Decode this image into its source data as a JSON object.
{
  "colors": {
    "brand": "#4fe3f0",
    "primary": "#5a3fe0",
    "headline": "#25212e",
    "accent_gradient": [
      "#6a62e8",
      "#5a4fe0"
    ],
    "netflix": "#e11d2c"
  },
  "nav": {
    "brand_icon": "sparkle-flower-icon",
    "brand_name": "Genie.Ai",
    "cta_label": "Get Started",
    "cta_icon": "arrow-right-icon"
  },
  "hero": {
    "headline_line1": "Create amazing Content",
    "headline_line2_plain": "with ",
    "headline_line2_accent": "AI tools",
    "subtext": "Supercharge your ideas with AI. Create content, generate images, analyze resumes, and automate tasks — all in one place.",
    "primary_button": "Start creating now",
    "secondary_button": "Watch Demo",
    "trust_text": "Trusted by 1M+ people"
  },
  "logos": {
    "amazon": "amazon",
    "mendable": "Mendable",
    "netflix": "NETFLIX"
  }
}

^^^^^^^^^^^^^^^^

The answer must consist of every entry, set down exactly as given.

## Your response
Decode this image into its source data as a JSON object.
{
  "colors": {
    "brand": "#4fe3f0",
    "primary": "#5a3fe0",
    "headline": "#25212e",
    "accent_gradient": [
      "#6a62e8",
      "#5a4fe0"
    ],
    "netflix": "#e11d2c"
  },
  "nav": {
    "brand_icon": "sparkle-flower-icon",
    "brand_name": "Genie.Ai",
    "cta_label": "Get Started",
    "cta_icon": "arrow-right-icon"
  },
  "hero": {
    "headline_line1": "Create amazing Content",
    "headline_line2_plain": "with ",
    "headline_line2_accent": "AI tools",
    "subtext": "Supercharge your ideas with AI. Create content, generate images, analyze resumes, and automate tasks — all in one place.",
    "primary_button": "Start creating now",
    "secondary_button": "Watch Demo",
    "trust_text": "Trusted by 1M+ people"
  },
  "logos": {
    "amazon": "amazon",
    "mendable": "Mendable",
    "netflix": "NETFLIX"
  }
}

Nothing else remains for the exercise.